Data for this exercise:
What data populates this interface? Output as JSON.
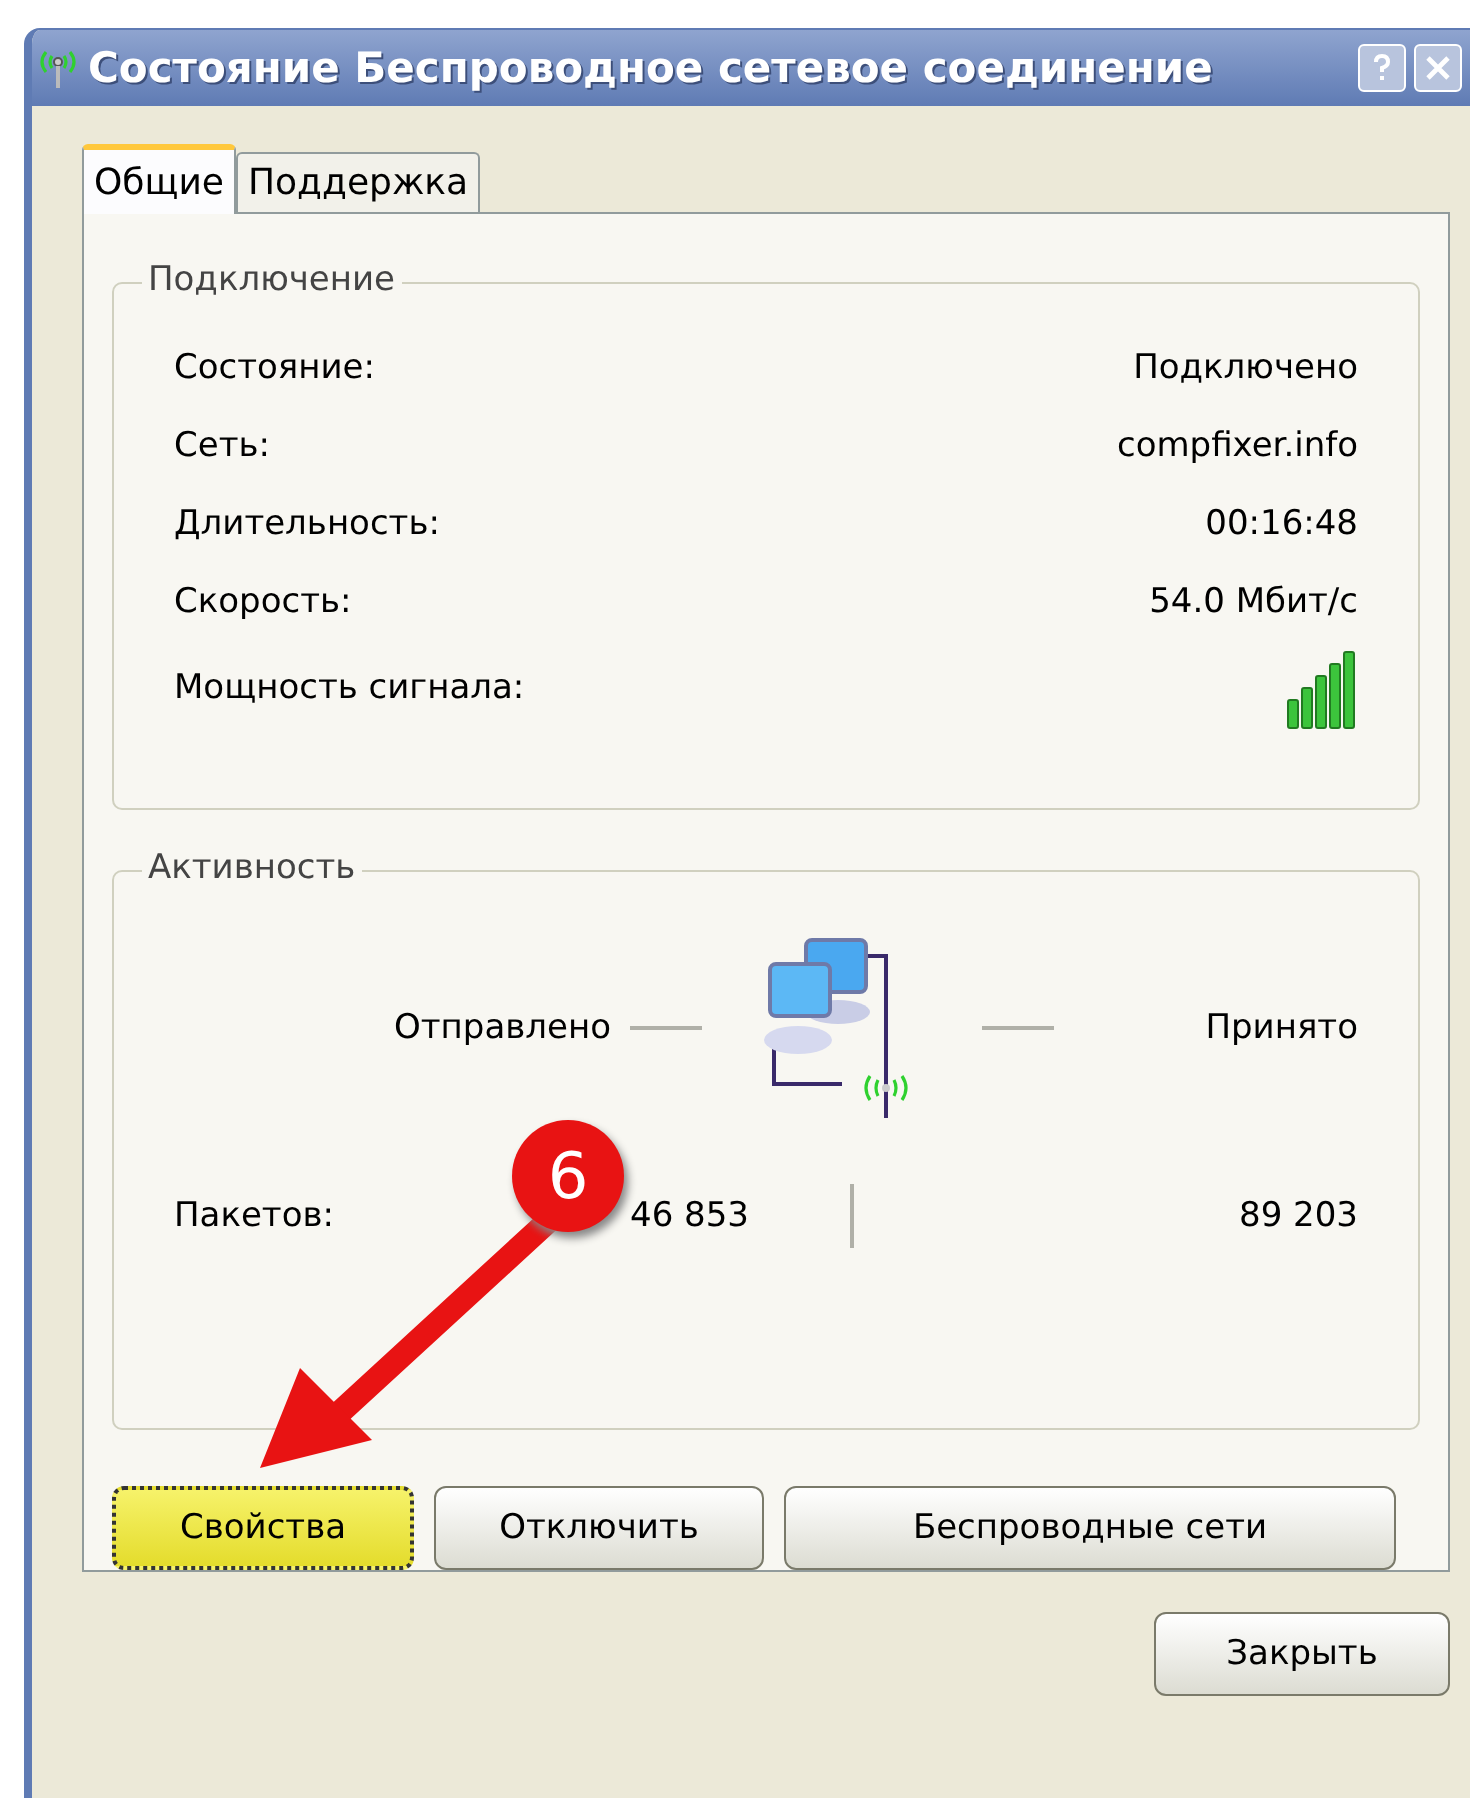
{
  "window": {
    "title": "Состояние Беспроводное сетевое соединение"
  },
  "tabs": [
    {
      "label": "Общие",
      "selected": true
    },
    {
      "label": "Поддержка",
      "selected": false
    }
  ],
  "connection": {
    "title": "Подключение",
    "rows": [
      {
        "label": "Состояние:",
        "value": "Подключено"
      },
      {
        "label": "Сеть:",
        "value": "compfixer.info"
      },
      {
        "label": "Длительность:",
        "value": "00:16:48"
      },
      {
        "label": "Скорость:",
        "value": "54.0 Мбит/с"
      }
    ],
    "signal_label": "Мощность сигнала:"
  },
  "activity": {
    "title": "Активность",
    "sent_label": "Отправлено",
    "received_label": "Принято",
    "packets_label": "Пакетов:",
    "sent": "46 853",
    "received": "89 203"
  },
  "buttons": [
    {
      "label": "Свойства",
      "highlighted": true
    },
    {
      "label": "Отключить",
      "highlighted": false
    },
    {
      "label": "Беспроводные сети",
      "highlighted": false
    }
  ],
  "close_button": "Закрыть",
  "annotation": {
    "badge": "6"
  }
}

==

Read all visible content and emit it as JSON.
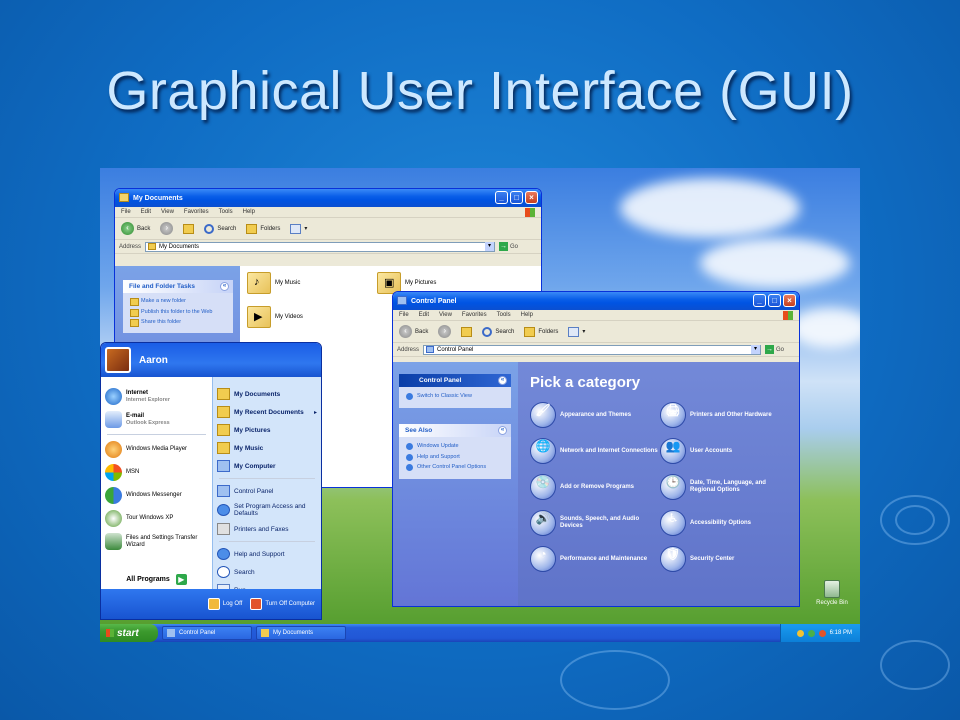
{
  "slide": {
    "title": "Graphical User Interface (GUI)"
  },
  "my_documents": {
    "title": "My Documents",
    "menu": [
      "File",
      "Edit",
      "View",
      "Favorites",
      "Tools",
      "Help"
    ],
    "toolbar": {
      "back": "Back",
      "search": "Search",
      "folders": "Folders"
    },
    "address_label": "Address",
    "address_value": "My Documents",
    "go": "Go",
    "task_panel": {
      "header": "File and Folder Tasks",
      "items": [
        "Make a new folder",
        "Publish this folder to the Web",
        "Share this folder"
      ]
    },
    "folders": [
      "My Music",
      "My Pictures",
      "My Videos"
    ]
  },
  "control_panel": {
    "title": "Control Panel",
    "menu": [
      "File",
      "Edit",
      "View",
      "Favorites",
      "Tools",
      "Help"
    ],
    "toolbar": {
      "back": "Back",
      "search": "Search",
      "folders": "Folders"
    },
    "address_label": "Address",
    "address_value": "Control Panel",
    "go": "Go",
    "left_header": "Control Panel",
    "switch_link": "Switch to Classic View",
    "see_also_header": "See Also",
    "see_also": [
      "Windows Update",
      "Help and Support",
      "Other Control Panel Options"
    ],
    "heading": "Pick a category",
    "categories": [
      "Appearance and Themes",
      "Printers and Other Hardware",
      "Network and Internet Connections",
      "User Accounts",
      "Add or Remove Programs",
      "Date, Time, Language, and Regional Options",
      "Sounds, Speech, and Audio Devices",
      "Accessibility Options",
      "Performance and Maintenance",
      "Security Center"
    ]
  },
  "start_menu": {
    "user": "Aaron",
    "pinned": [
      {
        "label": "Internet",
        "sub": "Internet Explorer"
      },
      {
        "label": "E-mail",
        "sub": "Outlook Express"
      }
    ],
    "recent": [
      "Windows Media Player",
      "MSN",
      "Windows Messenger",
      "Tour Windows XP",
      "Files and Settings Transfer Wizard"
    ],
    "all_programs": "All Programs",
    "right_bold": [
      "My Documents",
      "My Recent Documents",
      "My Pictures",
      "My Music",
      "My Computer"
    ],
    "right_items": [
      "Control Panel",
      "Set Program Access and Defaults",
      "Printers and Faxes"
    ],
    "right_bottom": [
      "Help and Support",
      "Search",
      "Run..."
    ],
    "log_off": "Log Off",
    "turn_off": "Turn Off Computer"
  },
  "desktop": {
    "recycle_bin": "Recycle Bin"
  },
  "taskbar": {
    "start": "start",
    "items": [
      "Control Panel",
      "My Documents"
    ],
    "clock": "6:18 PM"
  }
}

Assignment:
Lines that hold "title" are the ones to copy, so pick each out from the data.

Output of the task:
    "title": "Состояние Беспроводное сетевое соединение"
    "title": "Подключение",
    "title": "Активность",
    "title": "Graphical User Interface (GUI)"
    "title": "My Documents",
    "title": "Control Panel",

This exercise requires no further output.